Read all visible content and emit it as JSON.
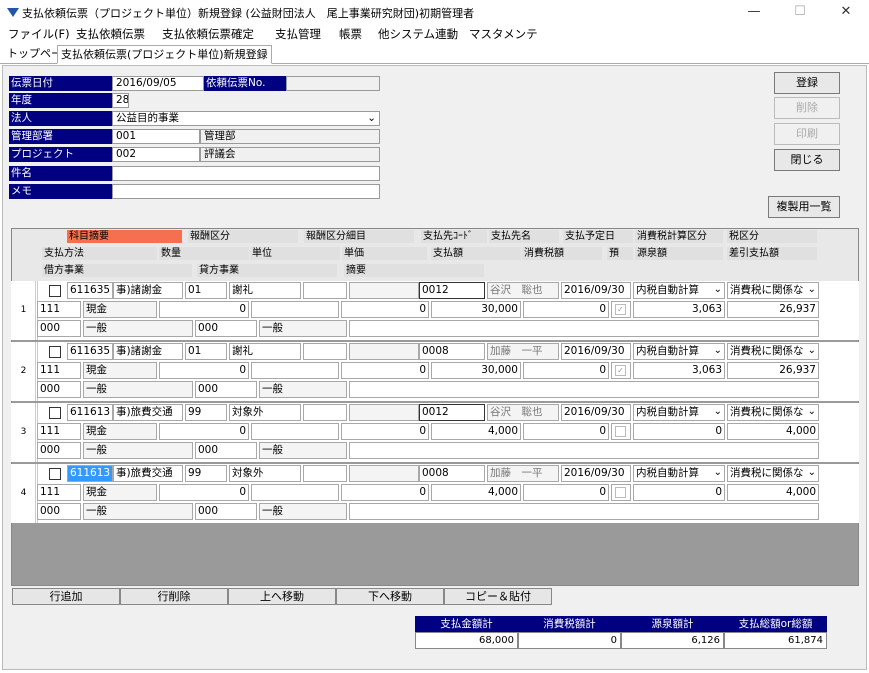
{
  "window": {
    "title": "支払依頼伝票（プロジェクト単位）新規登録 (公益財団法人　尾上事業研究財団)初期管理者",
    "minimize": "—",
    "maximize": "☐",
    "close": "✕"
  },
  "menu": [
    "ファイル(F)",
    "支払依頼伝票",
    "支払依頼伝票確定",
    "支払管理",
    "帳票",
    "他システム連動",
    "マスタメンテ"
  ],
  "tabs": [
    "トップページ",
    "支払依頼伝票(プロジェクト単位)新規登録"
  ],
  "header": {
    "date_label": "伝票日付",
    "date_value": "2016/09/05",
    "reqno_label": "依頼伝票No.",
    "reqno_value": "",
    "year_label": "年度",
    "year_value": "28",
    "corp_label": "法人",
    "corp_value": "公益目的事業",
    "dept_label": "管理部署",
    "dept_code": "001",
    "dept_name": "管理部",
    "proj_label": "プロジェクト",
    "proj_code": "002",
    "proj_name": "評議会",
    "subject_label": "件名",
    "subject_value": "",
    "memo_label": "メモ",
    "memo_value": ""
  },
  "buttons": {
    "register": "登録",
    "delete": "削除",
    "print": "印刷",
    "close": "閉じる",
    "copy_list": "複製用一覧"
  },
  "grid_headers": {
    "r1": [
      "科目摘要",
      "報酬区分",
      "報酬区分細目",
      "支払先ｺｰﾄﾞ",
      "支払先名",
      "支払予定日",
      "消費税計算区分",
      "税区分"
    ],
    "r2": [
      "支払方法",
      "数量",
      "単位",
      "単価",
      "支払額",
      "消費税額",
      "預",
      "源泉額",
      "差引支払額"
    ],
    "r3": [
      "借方事業",
      "貸方事業",
      "摘要"
    ]
  },
  "rows": [
    {
      "no": "1",
      "code": "611635",
      "acct": "事)諸謝金",
      "fee": "01",
      "fee_name": "謝礼",
      "payee_code": "0012",
      "payee_name": "谷沢　聡也",
      "date": "2016/09/30",
      "tax_calc": "内税自動計算",
      "tax_div": "消費税に関係な",
      "pay_method": "111",
      "pay_name": "現金",
      "qty": "0",
      "unit_price": "0",
      "amount": "30,000",
      "tax": "0",
      "withholding": "3,063",
      "net": "26,937",
      "debit_code": "000",
      "debit_name": "一般",
      "credit_code": "000",
      "credit_name": "一般",
      "checked": true
    },
    {
      "no": "2",
      "code": "611635",
      "acct": "事)諸謝金",
      "fee": "01",
      "fee_name": "謝礼",
      "payee_code": "0008",
      "payee_name": "加藤　一平",
      "date": "2016/09/30",
      "tax_calc": "内税自動計算",
      "tax_div": "消費税に関係な",
      "pay_method": "111",
      "pay_name": "現金",
      "qty": "0",
      "unit_price": "0",
      "amount": "30,000",
      "tax": "0",
      "withholding": "3,063",
      "net": "26,937",
      "debit_code": "000",
      "debit_name": "一般",
      "credit_code": "000",
      "credit_name": "一般",
      "checked": true
    },
    {
      "no": "3",
      "code": "611613",
      "acct": "事)旅費交通",
      "fee": "99",
      "fee_name": "対象外",
      "payee_code": "0012",
      "payee_name": "谷沢　聡也",
      "date": "2016/09/30",
      "tax_calc": "内税自動計算",
      "tax_div": "消費税に関係な",
      "pay_method": "111",
      "pay_name": "現金",
      "qty": "0",
      "unit_price": "0",
      "amount": "4,000",
      "tax": "0",
      "withholding": "0",
      "net": "4,000",
      "debit_code": "000",
      "debit_name": "一般",
      "credit_code": "000",
      "credit_name": "一般",
      "checked": false
    },
    {
      "no": "4",
      "code": "611613",
      "acct": "事)旅費交通",
      "fee": "99",
      "fee_name": "対象外",
      "payee_code": "0008",
      "payee_name": "加藤　一平",
      "date": "2016/09/30",
      "tax_calc": "内税自動計算",
      "tax_div": "消費税に関係な",
      "pay_method": "111",
      "pay_name": "現金",
      "qty": "0",
      "unit_price": "0",
      "amount": "4,000",
      "tax": "0",
      "withholding": "0",
      "net": "4,000",
      "debit_code": "000",
      "debit_name": "一般",
      "credit_code": "000",
      "credit_name": "一般",
      "checked": false
    }
  ],
  "row_buttons": [
    "行追加",
    "行削除",
    "上へ移動",
    "下へ移動",
    "コピー＆貼付"
  ],
  "totals": {
    "labels": [
      "支払金額計",
      "消費税額計",
      "源泉額計",
      "支払総額or総額"
    ],
    "values": [
      "68,000",
      "0",
      "6,126",
      "61,874"
    ]
  },
  "colors": {
    "label_bg": "#000080",
    "highlight": "#f4704f",
    "selection": "#3399ff"
  }
}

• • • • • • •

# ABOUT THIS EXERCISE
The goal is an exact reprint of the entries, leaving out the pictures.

# RESULT FOR THIS EXERCISE
Read all visible content and emit it as JSON.
{
  "window": {
    "title": "支払依頼伝票（プロジェクト単位）新規登録 (公益財団法人　尾上事業研究財団)初期管理者",
    "minimize": "—",
    "maximize": "☐",
    "close": "✕"
  },
  "menu": [
    "ファイル(F)",
    "支払依頼伝票",
    "支払依頼伝票確定",
    "支払管理",
    "帳票",
    "他システム連動",
    "マスタメンテ"
  ],
  "tabs": [
    "トップページ",
    "支払依頼伝票(プロジェクト単位)新規登録"
  ],
  "header": {
    "date_label": "伝票日付",
    "date_value": "2016/09/05",
    "reqno_label": "依頼伝票No.",
    "reqno_value": "",
    "year_label": "年度",
    "year_value": "28",
    "corp_label": "法人",
    "corp_value": "公益目的事業",
    "dept_label": "管理部署",
    "dept_code": "001",
    "dept_name": "管理部",
    "proj_label": "プロジェクト",
    "proj_code": "002",
    "proj_name": "評議会",
    "subject_label": "件名",
    "subject_value": "",
    "memo_label": "メモ",
    "memo_value": ""
  },
  "buttons": {
    "register": "登録",
    "delete": "削除",
    "print": "印刷",
    "close": "閉じる",
    "copy_list": "複製用一覧"
  },
  "grid_headers": {
    "r1": [
      "科目摘要",
      "報酬区分",
      "報酬区分細目",
      "支払先ｺｰﾄﾞ",
      "支払先名",
      "支払予定日",
      "消費税計算区分",
      "税区分"
    ],
    "r2": [
      "支払方法",
      "数量",
      "単位",
      "単価",
      "支払額",
      "消費税額",
      "預",
      "源泉額",
      "差引支払額"
    ],
    "r3": [
      "借方事業",
      "貸方事業",
      "摘要"
    ]
  },
  "rows": [
    {
      "no": "1",
      "code": "611635",
      "acct": "事)諸謝金",
      "fee": "01",
      "fee_name": "謝礼",
      "payee_code": "0012",
      "payee_name": "谷沢　聡也",
      "date": "2016/09/30",
      "tax_calc": "内税自動計算",
      "tax_div": "消費税に関係な",
      "pay_method": "111",
      "pay_name": "現金",
      "qty": "0",
      "unit_price": "0",
      "amount": "30,000",
      "tax": "0",
      "withholding": "3,063",
      "net": "26,937",
      "debit_code": "000",
      "debit_name": "一般",
      "credit_code": "000",
      "credit_name": "一般",
      "checked": true
    },
    {
      "no": "2",
      "code": "611635",
      "acct": "事)諸謝金",
      "fee": "01",
      "fee_name": "謝礼",
      "payee_code": "0008",
      "payee_name": "加藤　一平",
      "date": "2016/09/30",
      "tax_calc": "内税自動計算",
      "tax_div": "消費税に関係な",
      "pay_method": "111",
      "pay_name": "現金",
      "qty": "0",
      "unit_price": "0",
      "amount": "30,000",
      "tax": "0",
      "withholding": "3,063",
      "net": "26,937",
      "debit_code": "000",
      "debit_name": "一般",
      "credit_code": "000",
      "credit_name": "一般",
      "checked": true
    },
    {
      "no": "3",
      "code": "611613",
      "acct": "事)旅費交通",
      "fee": "99",
      "fee_name": "対象外",
      "payee_code": "0012",
      "payee_name": "谷沢　聡也",
      "date": "2016/09/30",
      "tax_calc": "内税自動計算",
      "tax_div": "消費税に関係な",
      "pay_method": "111",
      "pay_name": "現金",
      "qty": "0",
      "unit_price": "0",
      "amount": "4,000",
      "tax": "0",
      "withholding": "0",
      "net": "4,000",
      "debit_code": "000",
      "debit_name": "一般",
      "credit_code": "000",
      "credit_name": "一般",
      "checked": false
    },
    {
      "no": "4",
      "code": "611613",
      "acct": "事)旅費交通",
      "fee": "99",
      "fee_name": "対象外",
      "payee_code": "0008",
      "payee_name": "加藤　一平",
      "date": "2016/09/30",
      "tax_calc": "内税自動計算",
      "tax_div": "消費税に関係な",
      "pay_method": "111",
      "pay_name": "現金",
      "qty": "0",
      "unit_price": "0",
      "amount": "4,000",
      "tax": "0",
      "withholding": "0",
      "net": "4,000",
      "debit_code": "000",
      "debit_name": "一般",
      "credit_code": "000",
      "credit_name": "一般",
      "checked": false
    }
  ],
  "row_buttons": [
    "行追加",
    "行削除",
    "上へ移動",
    "下へ移動",
    "コピー＆貼付"
  ],
  "totals": {
    "labels": [
      "支払金額計",
      "消費税額計",
      "源泉額計",
      "支払総額or総額"
    ],
    "values": [
      "68,000",
      "0",
      "6,126",
      "61,874"
    ]
  },
  "colors": {
    "label_bg": "#000080",
    "highlight": "#f4704f",
    "selection": "#3399ff"
  }
}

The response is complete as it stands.